Updated: Feb 25, 2019
On To Mongolia, Trans Mongolian Train Travel
The Trans Mongolian train from Beijing to Ulan Bataar, Mongolia takes 31 hours. It is not a grueling trip but it has some unique elements. Traversing north and west of Beijing it follows the mountainous area that embeds the Great Wall of China for some breath taking landscapes. If you are not watching the scenery you might be entertained by inside carriage life. Chinese men do not like to wear many clothes on the train (even in second class); at least they take most of their clothes off as soon as they board in Beijing. They don’t wait to let the cosmopolitan aura of an international city gradually wear off. They immediately start stripping down to boxers only. May be this is more of a hot weather thing. After all, it was 35 C.

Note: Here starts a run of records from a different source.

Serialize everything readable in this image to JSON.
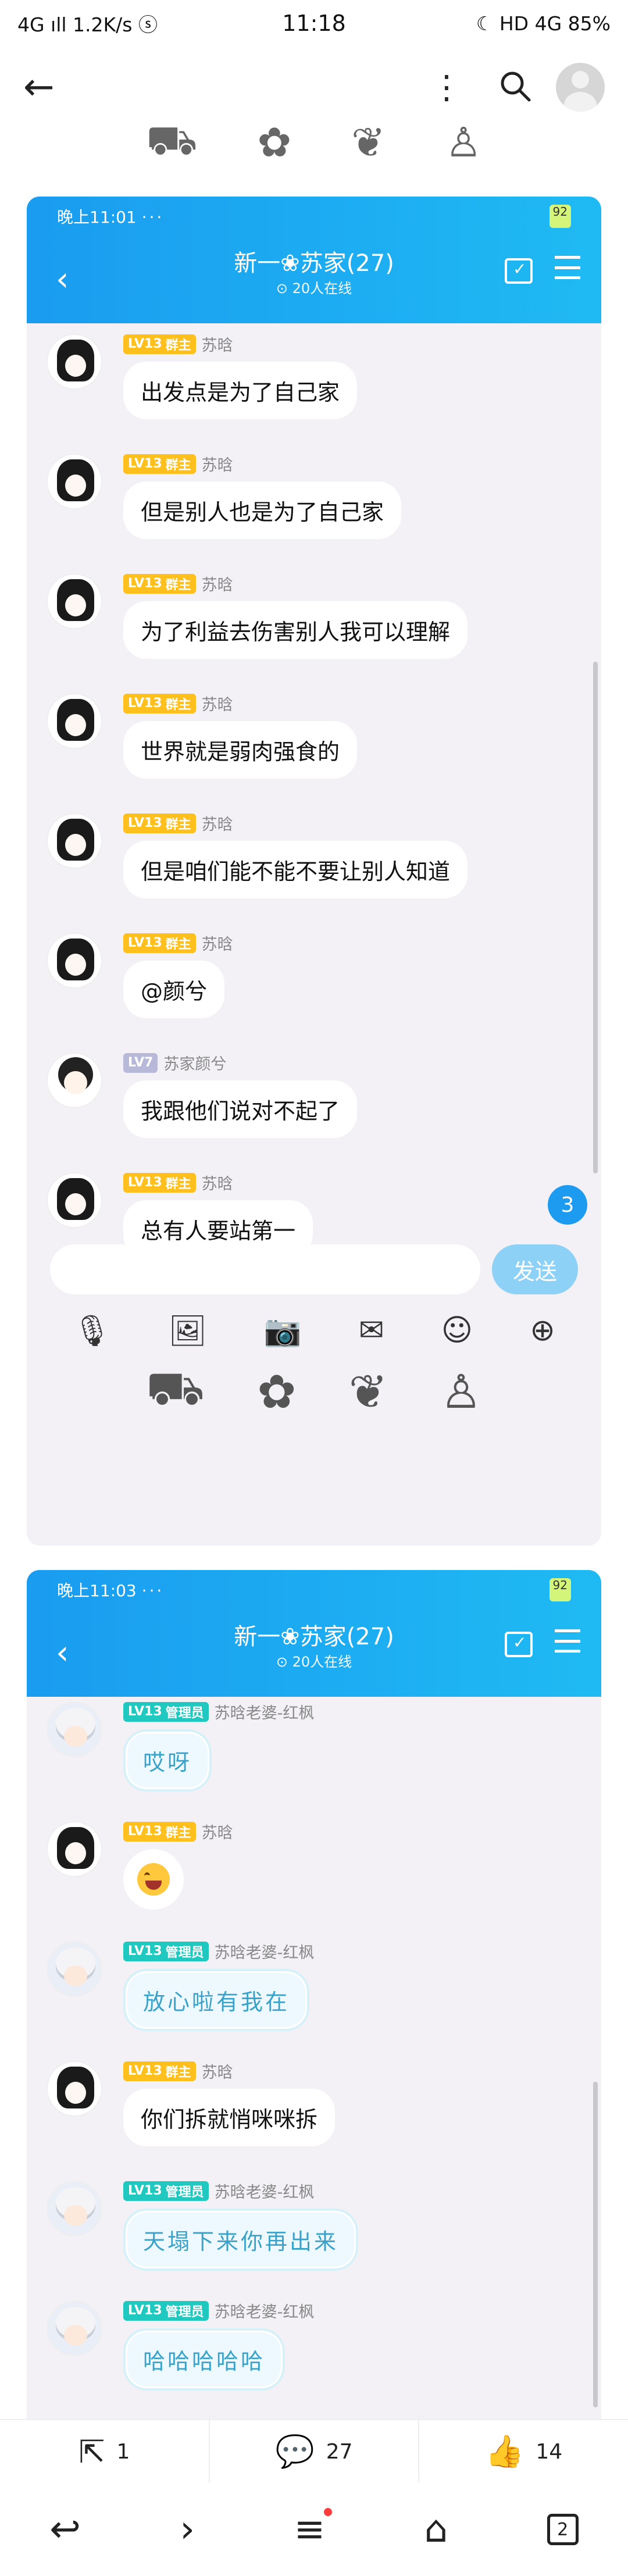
{
  "status_bar": {
    "left": "4G ıll 1.2K/s ⓢ",
    "time": "11:18",
    "right": "☾ HD 4G 85%"
  },
  "screens": [
    {
      "status_time": "晚上11:01",
      "status_dots": "···",
      "battery": "92",
      "title": "新一❀苏家(27)",
      "subtitle": "⊙ 20人在线",
      "messages": [
        {
          "level": "LV13",
          "role": "群主",
          "name": "苏晗",
          "text": "出发点是为了自己家"
        },
        {
          "level": "LV13",
          "role": "群主",
          "name": "苏晗",
          "text": "但是别人也是为了自己家"
        },
        {
          "level": "LV13",
          "role": "群主",
          "name": "苏晗",
          "text": "为了利益去伤害别人我可以理解"
        },
        {
          "level": "LV13",
          "role": "群主",
          "name": "苏晗",
          "text": "世界就是弱肉强食的"
        },
        {
          "level": "LV13",
          "role": "群主",
          "name": "苏晗",
          "text": "但是咱们能不能不要让别人知道"
        },
        {
          "level": "LV13",
          "role": "群主",
          "name": "苏晗",
          "text": "@颜兮"
        },
        {
          "level": "LV7",
          "role": "",
          "name": "苏家颜兮",
          "text": "我跟他们说对不起了"
        },
        {
          "level": "LV13",
          "role": "群主",
          "name": "苏晗",
          "text": "总有人要站第一"
        }
      ],
      "unread": "3",
      "send_label": "发送"
    },
    {
      "status_time": "晚上11:03",
      "status_dots": "···",
      "battery": "92",
      "title": "新一❀苏家(27)",
      "subtitle": "⊙ 20人在线",
      "messages": [
        {
          "level": "LV13",
          "role": "管理员",
          "name": "苏晗老婆-红枫",
          "text": "哎呀"
        },
        {
          "level": "LV13",
          "role": "群主",
          "name": "苏晗",
          "text": ""
        },
        {
          "level": "LV13",
          "role": "管理员",
          "name": "苏晗老婆-红枫",
          "text": "放心啦有我在"
        },
        {
          "level": "LV13",
          "role": "群主",
          "name": "苏晗",
          "text": "你们拆就悄咪咪拆"
        },
        {
          "level": "LV13",
          "role": "管理员",
          "name": "苏晗老婆-红枫",
          "text": "天塌下来你再出来"
        },
        {
          "level": "LV13",
          "role": "管理员",
          "name": "苏晗老婆-红枫",
          "text": "哈哈哈哈哈"
        }
      ]
    }
  ],
  "bottom_bar": {
    "share_count": "1",
    "comment_count": "27",
    "like_count": "14"
  },
  "nav": {
    "tabs_count": "2"
  }
}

Another interesting and probably unique event is the replacement of all of the wheels on each carriage with narrower ones (“bogie change”). Yes, that is, the wheels of every carriage must be replaced as the width of the rails in Mongolia and Russia (Russian gauge) is about 3 inches narrower than the standard gauge of Chinese rails. Train aficionados know all this stuff to the millimetre. After a hot day on the train with fans blowing at top speed, the traveler at the China - Mongolia border whiles away several evening hours waiting for customs clearance, shopping at the only grocery store along the entire line and waiting for the bogies to be changed in the rail shed. Anyone who happens to be on the train at bogie change time, goes off to the shed too, under full lock down. Upon recovery of the sinking sensation that the train has left you in Erlan, China, you just might wait out your time over another 750 ml of beer in the welcome evening air watching the customs officers beating away at their computers over your documentation. Don't board the train without relieving yourself as your only point of relief on the train has been locked up solid. Every one of them. And the rail officials don’t take kindly to any begging to open them up until everyone has their papers back, the train brake is released and on to Mongolia...